_WHAT YOU NEED TO DO_:
In the entries below, filter for the word "likes" and copy every matching line.

_EXERCISE INPUT_:
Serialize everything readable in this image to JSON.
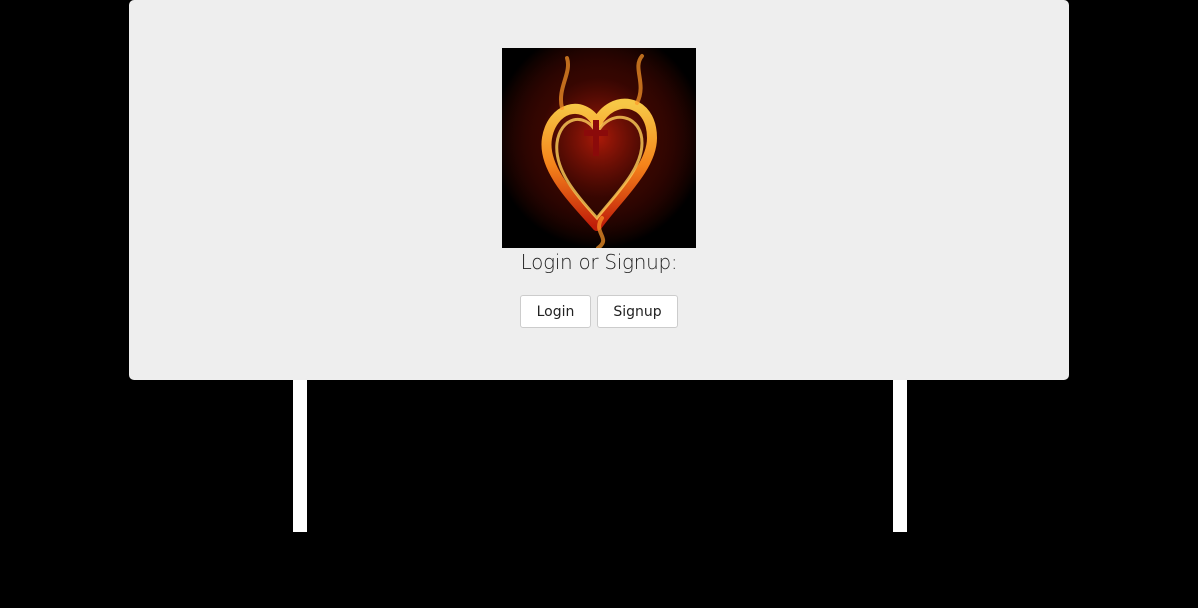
{
  "panel": {
    "prompt": "Login or Signup:",
    "logo_icon": "flaming-heart-cross-icon",
    "buttons": {
      "login_label": "Login",
      "signup_label": "Signup"
    }
  },
  "colors": {
    "page_background": "#000000",
    "panel_background": "#eeeeee",
    "button_background": "#ffffff",
    "button_border": "#cccccc",
    "text": "#222222",
    "flame_orange": "#ff8a1c",
    "flame_red": "#c81e0a",
    "cross": "#8b0a0a"
  }
}
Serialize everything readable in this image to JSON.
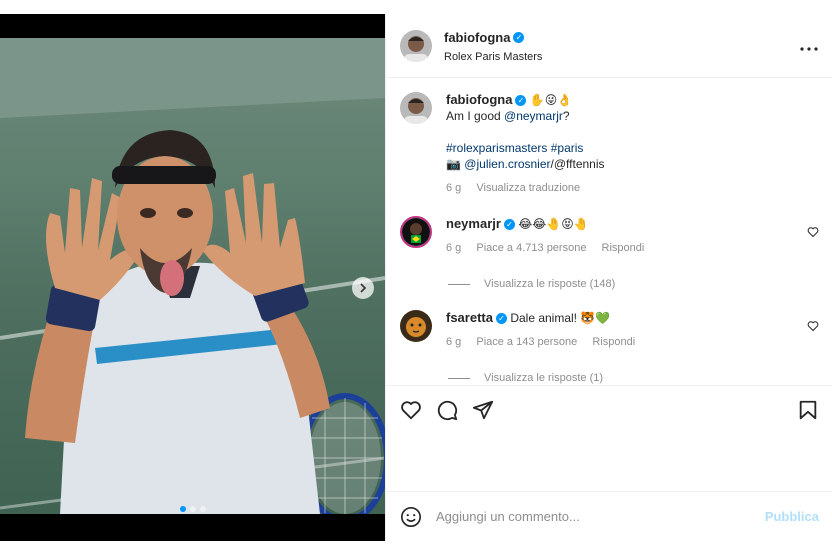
{
  "post": {
    "author": "fabiofogna",
    "location": "Rolex Paris Masters",
    "caption": {
      "author": "fabiofogna",
      "emojis": "✋😜👌",
      "line1_prefix": "Am I good ",
      "line1_mention": "@neymarjr",
      "line1_suffix": "?",
      "hashtag1": "#rolexparismasters",
      "hashtag2": "#paris",
      "camera_emoji": "📷",
      "photo_mention": "@julien.crosnier",
      "photo_suffix": "/@fftennis",
      "time": "6 g",
      "translate": "Visualizza traduzione"
    },
    "comments": [
      {
        "author": "neymarjr",
        "text": "😂😂🤚😝🤚",
        "time": "6 g",
        "likes": "Piace a 4.713 persone",
        "reply": "Rispondi",
        "view_replies": "Visualizza le risposte (148)"
      },
      {
        "author": "fsaretta",
        "text": "Dale animal! 🐯💚",
        "time": "6 g",
        "likes": "Piace a 143 persone",
        "reply": "Rispondi",
        "view_replies": "Visualizza le risposte (1)"
      }
    ]
  },
  "composer": {
    "placeholder": "Aggiungi un commento...",
    "publish": "Pubblica"
  },
  "carousel": {
    "slides": 3,
    "active_index": 0
  },
  "colors": {
    "accent": "#0095f6",
    "link": "#00376b",
    "muted": "#8e8e8e",
    "publish_disabled": "#b2dffc"
  }
}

_SOLUTION FOR THIS EXERCISE_:
        "likes": "Piace a 4.713 persone",
        "likes": "Piace a 143 persone",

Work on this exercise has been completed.